The size and scope of the files kept by the Federal Bureau of Investigation is of no surprise to anyone anymore. Nor are the details, for the most part, contained in the files the bureau built and maintains. Information obtained by the bureau, on anything and anyone, is carefully filed. If it is deemed to be trivial, or incidental, or of little value, it is so noted, but the file is kept anyway. Requests for files under the Freedom of Information Act (FOIA) often encounter lengthy delays in being granted. The delays occur for several bureaucratic reasons, but also because information linking the file to other files often requires careful redaction. Sometimes files released by the bureau contain so many blacked phrases, names, addresses, and other information as to be virtually unreadable.
Due to their nature, the FBI files offer a scandalmonger’s dream, a conspiracy theorist’s gold mine. The sheer breadth of the topics investigated and documented by the FBI ensures they contain many files of a somewhat bizarre nature. So many of these exist the bureau has classified them in a category in their files (and on their website) of Unexplained Phenomenon. Other categories include Popular Culture, Anti-War, World War II, and many others. In the Unexplained Phenomenon files one finds investigations into UFO incidents, ESP experiments, activities and unexplained events at Roswell, animal mutilations, and many others. Project Blue Book, originally an Air Force investigation in the 1950s and 1960s, has its own category of files, though it is on a later organization which usurped the Air Force name in the 1980s. Here is some of what is found in the FBI’s Unexplained Phenomenon files.

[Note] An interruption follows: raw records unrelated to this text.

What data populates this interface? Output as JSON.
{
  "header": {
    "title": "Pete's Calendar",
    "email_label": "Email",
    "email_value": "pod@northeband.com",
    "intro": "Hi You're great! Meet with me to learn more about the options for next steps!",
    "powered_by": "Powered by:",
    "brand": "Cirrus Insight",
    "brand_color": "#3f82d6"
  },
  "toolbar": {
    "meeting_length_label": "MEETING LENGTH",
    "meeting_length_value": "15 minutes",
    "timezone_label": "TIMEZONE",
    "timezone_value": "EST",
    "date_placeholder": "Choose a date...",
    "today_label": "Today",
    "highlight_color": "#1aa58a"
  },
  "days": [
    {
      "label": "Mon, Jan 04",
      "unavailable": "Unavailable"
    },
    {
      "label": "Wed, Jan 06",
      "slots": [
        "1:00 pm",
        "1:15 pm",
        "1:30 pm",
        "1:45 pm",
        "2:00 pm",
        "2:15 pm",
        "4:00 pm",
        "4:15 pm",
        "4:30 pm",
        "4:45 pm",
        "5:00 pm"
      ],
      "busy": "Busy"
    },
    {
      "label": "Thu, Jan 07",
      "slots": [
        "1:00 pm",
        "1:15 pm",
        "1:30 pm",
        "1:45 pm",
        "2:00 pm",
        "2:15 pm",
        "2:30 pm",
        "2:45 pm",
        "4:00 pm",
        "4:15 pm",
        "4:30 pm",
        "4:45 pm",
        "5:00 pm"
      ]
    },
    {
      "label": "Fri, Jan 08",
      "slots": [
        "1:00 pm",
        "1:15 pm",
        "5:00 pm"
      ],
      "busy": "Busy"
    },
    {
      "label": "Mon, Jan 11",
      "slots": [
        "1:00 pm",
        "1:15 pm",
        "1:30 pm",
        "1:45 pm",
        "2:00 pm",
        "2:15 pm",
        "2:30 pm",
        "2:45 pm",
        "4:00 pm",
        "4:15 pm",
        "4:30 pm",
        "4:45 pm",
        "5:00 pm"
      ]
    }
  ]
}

1. Animal mutilations raised fears of aliens and cults in the Midwest during the 1970s
In the mid-1970s, ranchers across several Midwestern and Western states reported the discovery of mutilated cattle and other livestock to local authorities. The animals were found dead, with portions of their anatomy removed with near-surgical precision. Ears and tongues were missing, as were, in the case of cattle, genitalia and udders. Over 40 such cases presented themselves in Kansas alone during the year 1973, most of them along the same highway, US 81. Other than the dead and mutilated animal little evidence appeared to inform the authorities of what had occurred. Rumors and animated discussions among the locals included speculation over Satanic rituals, alien experimentation, celebrations of witchcraft, and other like possibilities. Kansas was far from the only state affected, reports of similar discoveries came from Wyoming, Nebraska, and other states.
Ranchers and dairy farmers appealed to the local authorities, county sheriffs, state police agencies, and in some cases even private investigators. None were able to explain the loss of the animals. Whispers of a Satanic cult terrorizing the small communities along US 81 grew into a phenomenon of its own. Believers in alien visitors to Earth explained the mutilations as being the remains of research visits to the planet. Local authorities believed the missing parts of the dead animals had been removed using sharp implements of surgical quality. A possible explanation for the mutilations eluded them. By the middle of the decade the number of mutilated animals and the helplessness of the authorities led some ranchers to contact the FBI, asking for assistance. They were supported in their requests by local authorities and congressmen. The FBI lacked jurisdiction to formally investigate the matter. It did, however, open a file on the case.